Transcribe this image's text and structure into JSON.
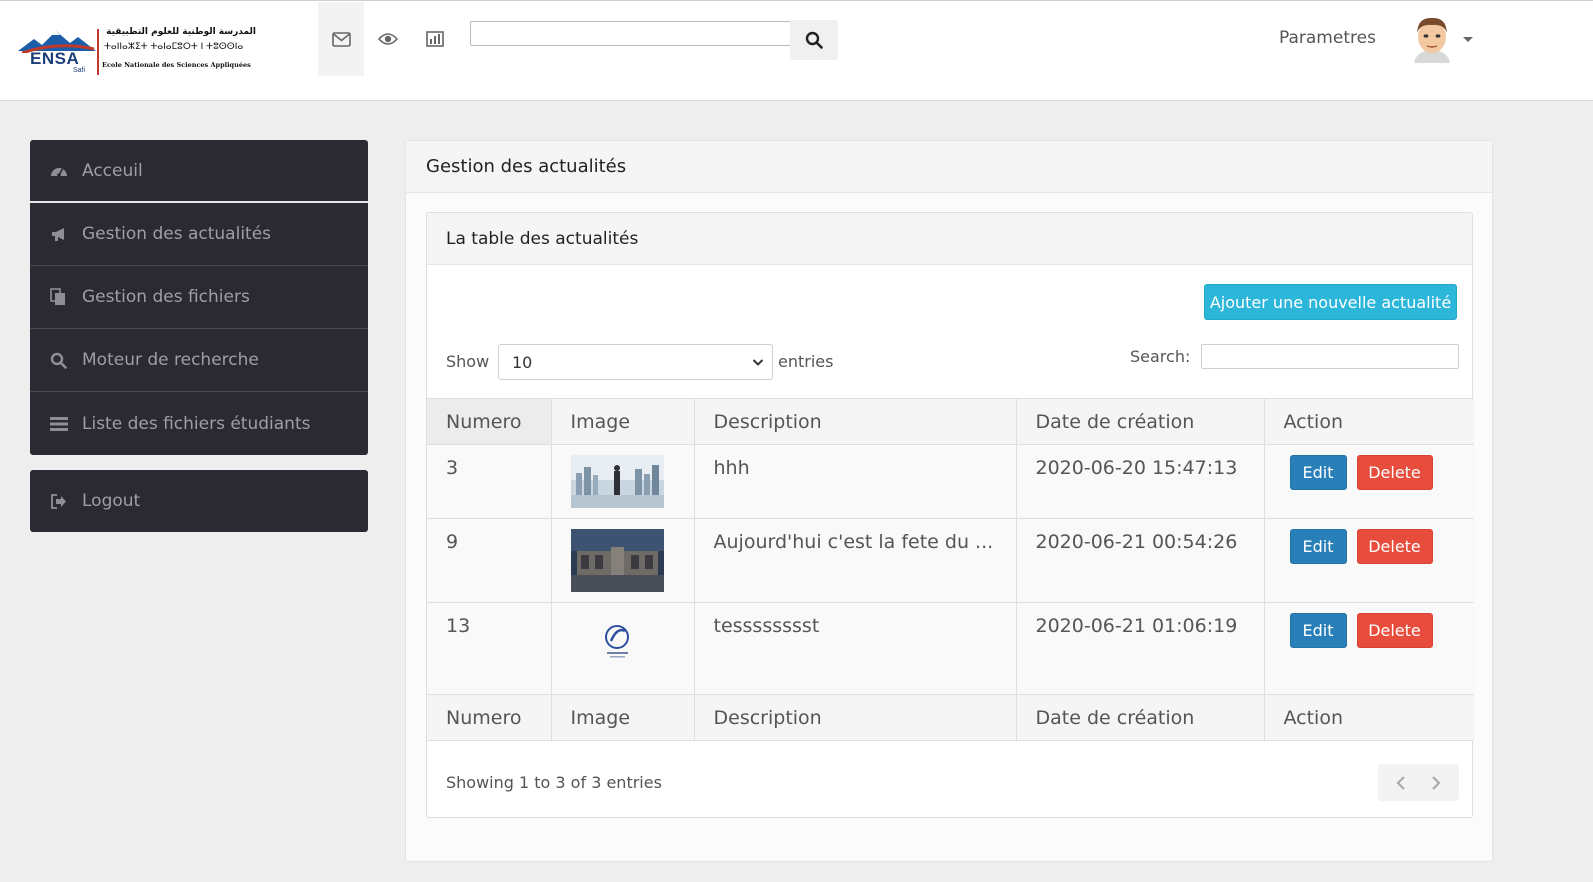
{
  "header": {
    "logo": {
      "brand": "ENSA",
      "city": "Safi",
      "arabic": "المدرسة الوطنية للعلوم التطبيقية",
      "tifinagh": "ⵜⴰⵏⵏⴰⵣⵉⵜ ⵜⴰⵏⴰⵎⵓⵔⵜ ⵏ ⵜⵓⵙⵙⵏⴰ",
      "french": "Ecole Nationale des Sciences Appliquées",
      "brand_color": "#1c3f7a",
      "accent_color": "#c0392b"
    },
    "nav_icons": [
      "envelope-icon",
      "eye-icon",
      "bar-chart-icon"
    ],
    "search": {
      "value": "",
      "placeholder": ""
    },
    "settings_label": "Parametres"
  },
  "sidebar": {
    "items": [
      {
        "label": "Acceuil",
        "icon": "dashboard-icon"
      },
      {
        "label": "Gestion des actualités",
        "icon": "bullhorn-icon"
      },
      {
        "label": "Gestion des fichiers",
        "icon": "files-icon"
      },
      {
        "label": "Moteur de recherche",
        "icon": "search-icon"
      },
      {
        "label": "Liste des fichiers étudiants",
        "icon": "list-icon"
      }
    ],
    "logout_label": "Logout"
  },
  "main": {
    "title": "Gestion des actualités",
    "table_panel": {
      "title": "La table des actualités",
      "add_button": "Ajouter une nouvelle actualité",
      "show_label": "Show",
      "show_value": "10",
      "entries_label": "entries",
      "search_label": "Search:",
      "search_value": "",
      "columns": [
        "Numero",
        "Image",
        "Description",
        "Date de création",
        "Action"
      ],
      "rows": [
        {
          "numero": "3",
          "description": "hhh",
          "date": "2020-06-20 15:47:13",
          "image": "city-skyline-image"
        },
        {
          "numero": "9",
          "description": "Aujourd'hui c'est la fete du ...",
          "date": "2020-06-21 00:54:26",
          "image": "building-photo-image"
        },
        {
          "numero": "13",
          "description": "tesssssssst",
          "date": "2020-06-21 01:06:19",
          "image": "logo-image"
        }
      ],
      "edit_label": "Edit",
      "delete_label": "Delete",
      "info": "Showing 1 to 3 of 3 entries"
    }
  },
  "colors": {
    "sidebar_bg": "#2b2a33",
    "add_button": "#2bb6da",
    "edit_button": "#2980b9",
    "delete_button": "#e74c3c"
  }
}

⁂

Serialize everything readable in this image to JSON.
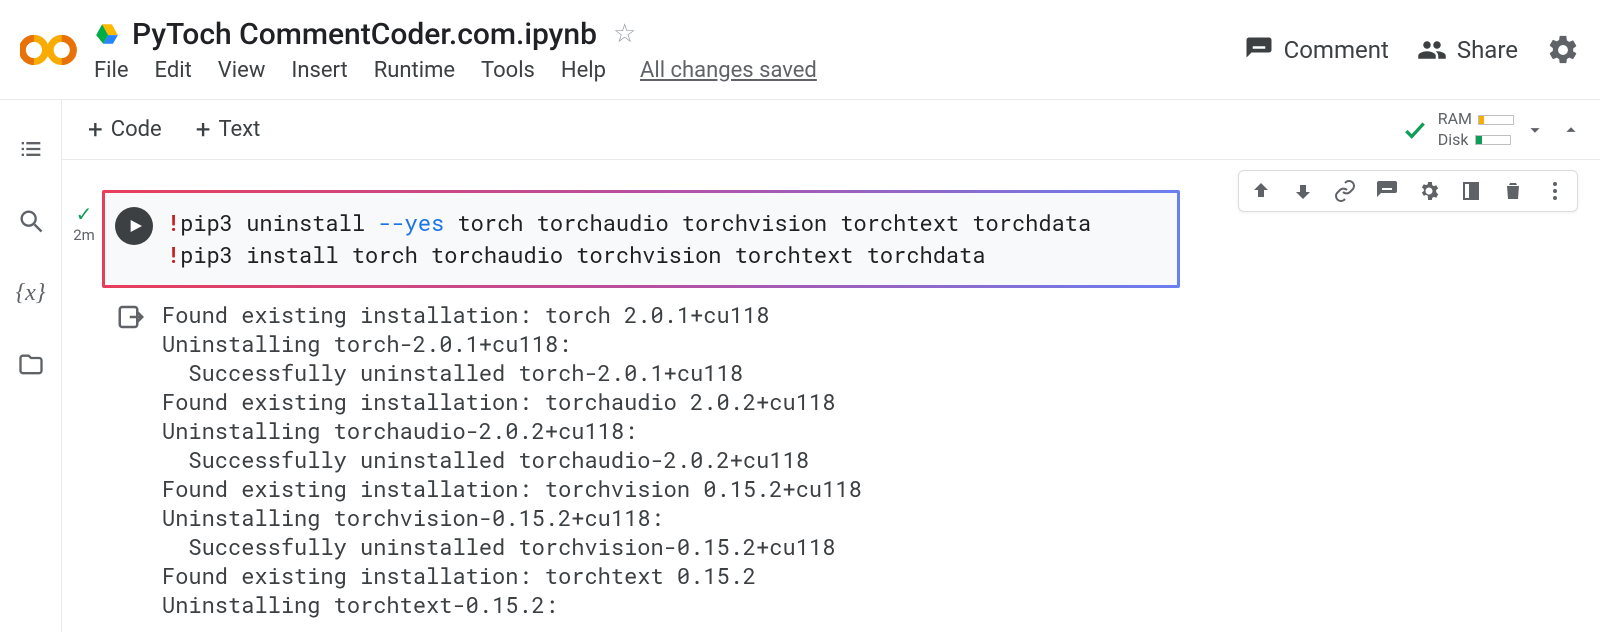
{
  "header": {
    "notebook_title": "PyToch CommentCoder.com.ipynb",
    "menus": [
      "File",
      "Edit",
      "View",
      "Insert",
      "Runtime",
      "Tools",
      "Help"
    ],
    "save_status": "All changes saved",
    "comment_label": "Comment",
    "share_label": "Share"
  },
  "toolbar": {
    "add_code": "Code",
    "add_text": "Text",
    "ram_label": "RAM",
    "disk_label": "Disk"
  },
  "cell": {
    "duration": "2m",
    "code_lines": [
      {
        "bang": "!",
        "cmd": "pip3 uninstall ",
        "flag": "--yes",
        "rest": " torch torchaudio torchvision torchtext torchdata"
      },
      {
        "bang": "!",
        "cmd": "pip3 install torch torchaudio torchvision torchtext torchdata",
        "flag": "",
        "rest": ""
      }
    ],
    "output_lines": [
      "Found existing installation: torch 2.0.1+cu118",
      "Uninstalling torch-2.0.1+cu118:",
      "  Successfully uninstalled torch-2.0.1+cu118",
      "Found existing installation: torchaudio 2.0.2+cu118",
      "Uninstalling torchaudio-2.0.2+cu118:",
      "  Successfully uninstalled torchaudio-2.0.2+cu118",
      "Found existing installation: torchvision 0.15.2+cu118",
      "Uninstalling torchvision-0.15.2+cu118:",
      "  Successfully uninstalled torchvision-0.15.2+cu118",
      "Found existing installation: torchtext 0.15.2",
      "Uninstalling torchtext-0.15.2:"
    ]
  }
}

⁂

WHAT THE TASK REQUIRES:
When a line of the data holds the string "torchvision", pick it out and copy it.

COMPLETED EXERCISE:
        "rest": " torch torchaudio torchvision torchtext torchdata"
        "cmd": "pip3 install torch torchaudio torchvision torchtext torchdata",
      "Found existing installation: torchvision 0.15.2+cu118",
      "Uninstalling torchvision-0.15.2+cu118:",
      "  Successfully uninstalled torchvision-0.15.2+cu118",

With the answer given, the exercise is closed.